Sarah Johnson, CFO.com | US
February 11, 2008
Class-action lawyer William Lerach will serve two years in prison for his role in a kickback scheme at his former employer Lerach Coughlin Stoia Geller Rudman & Robbins, according to press reports.
The attorney, who once led a $7 billion case against Enron, had won the ire of the corporate community through what was viewed as a lawsuit-trigger finger during the peak of his career. His legacy fell apart last year, however, when he pleaded guilty to conspiracy to obstruct justice and admitted to secretly paying off plaintiffs in some of his former firm's 150 shareholder lawsuits.
Under his plea deal, he doesn't have to cooperate with the investigation into the firm, whose former partners have also been accused of similar actions, including Melvyn Weiss, the online edition of the Wall Street Journal said. (Lerach, 61, whose activities once led defendants to say that they had been "Lerached," previously worked for the firm that was known as Milberg Weiss Bershad Hynes & Lerach.)
On Monday, U.S. District Judge John Walter also ordered Lerach to serve two years of probation, work 1,000 hours in community service, and pay $250,000, according to the Associated Press. "I pleaded guilty in this case because I was guilty," the AP quoted Lerach as saying before being sentenced. "It was, as they say, felony stupid."
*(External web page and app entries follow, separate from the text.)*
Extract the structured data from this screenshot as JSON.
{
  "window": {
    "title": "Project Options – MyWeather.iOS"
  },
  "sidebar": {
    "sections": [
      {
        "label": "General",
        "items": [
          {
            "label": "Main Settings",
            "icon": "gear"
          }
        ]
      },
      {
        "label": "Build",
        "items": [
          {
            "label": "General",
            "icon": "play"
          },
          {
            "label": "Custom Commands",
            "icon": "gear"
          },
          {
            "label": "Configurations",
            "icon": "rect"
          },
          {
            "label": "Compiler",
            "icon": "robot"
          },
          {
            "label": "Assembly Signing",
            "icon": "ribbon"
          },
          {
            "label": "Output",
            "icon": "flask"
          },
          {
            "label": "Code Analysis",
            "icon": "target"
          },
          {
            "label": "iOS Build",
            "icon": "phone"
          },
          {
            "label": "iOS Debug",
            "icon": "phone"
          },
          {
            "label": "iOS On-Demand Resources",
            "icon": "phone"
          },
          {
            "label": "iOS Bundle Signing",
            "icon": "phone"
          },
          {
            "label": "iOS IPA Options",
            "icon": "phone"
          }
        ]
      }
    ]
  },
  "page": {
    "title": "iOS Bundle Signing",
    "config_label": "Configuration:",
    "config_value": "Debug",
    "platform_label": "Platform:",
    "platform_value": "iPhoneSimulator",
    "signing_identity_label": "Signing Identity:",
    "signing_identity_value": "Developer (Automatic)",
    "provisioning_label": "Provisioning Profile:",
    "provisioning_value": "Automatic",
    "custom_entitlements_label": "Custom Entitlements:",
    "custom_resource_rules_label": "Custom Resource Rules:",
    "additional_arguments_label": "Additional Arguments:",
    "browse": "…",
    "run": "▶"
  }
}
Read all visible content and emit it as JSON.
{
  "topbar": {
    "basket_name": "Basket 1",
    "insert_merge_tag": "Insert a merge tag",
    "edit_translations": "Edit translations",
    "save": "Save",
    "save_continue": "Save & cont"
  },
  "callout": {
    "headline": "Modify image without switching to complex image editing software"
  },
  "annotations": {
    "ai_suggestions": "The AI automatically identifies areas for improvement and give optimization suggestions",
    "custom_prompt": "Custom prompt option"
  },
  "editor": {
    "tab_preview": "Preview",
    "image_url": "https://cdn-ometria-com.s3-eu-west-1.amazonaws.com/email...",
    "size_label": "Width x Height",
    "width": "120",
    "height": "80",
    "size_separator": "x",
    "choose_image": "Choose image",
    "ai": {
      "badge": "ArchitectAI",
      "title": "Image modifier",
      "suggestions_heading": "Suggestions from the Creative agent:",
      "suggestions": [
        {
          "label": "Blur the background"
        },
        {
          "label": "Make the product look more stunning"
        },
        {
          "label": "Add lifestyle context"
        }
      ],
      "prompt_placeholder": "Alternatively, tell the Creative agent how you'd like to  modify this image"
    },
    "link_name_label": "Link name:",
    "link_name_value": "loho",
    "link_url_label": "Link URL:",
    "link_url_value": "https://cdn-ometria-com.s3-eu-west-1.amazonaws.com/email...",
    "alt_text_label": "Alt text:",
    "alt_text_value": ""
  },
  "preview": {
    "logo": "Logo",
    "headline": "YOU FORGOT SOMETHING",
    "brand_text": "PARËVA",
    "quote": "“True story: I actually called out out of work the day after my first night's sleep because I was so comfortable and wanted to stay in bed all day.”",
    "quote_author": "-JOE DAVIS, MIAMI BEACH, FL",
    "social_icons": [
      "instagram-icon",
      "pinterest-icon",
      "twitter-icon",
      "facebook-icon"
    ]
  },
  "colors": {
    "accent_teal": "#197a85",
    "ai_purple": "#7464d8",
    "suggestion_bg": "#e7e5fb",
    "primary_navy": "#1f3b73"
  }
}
Lerach's attorneys had asked Walter on Friday to give Lerach a lighter sentence: six months in prison and six months in home confinement.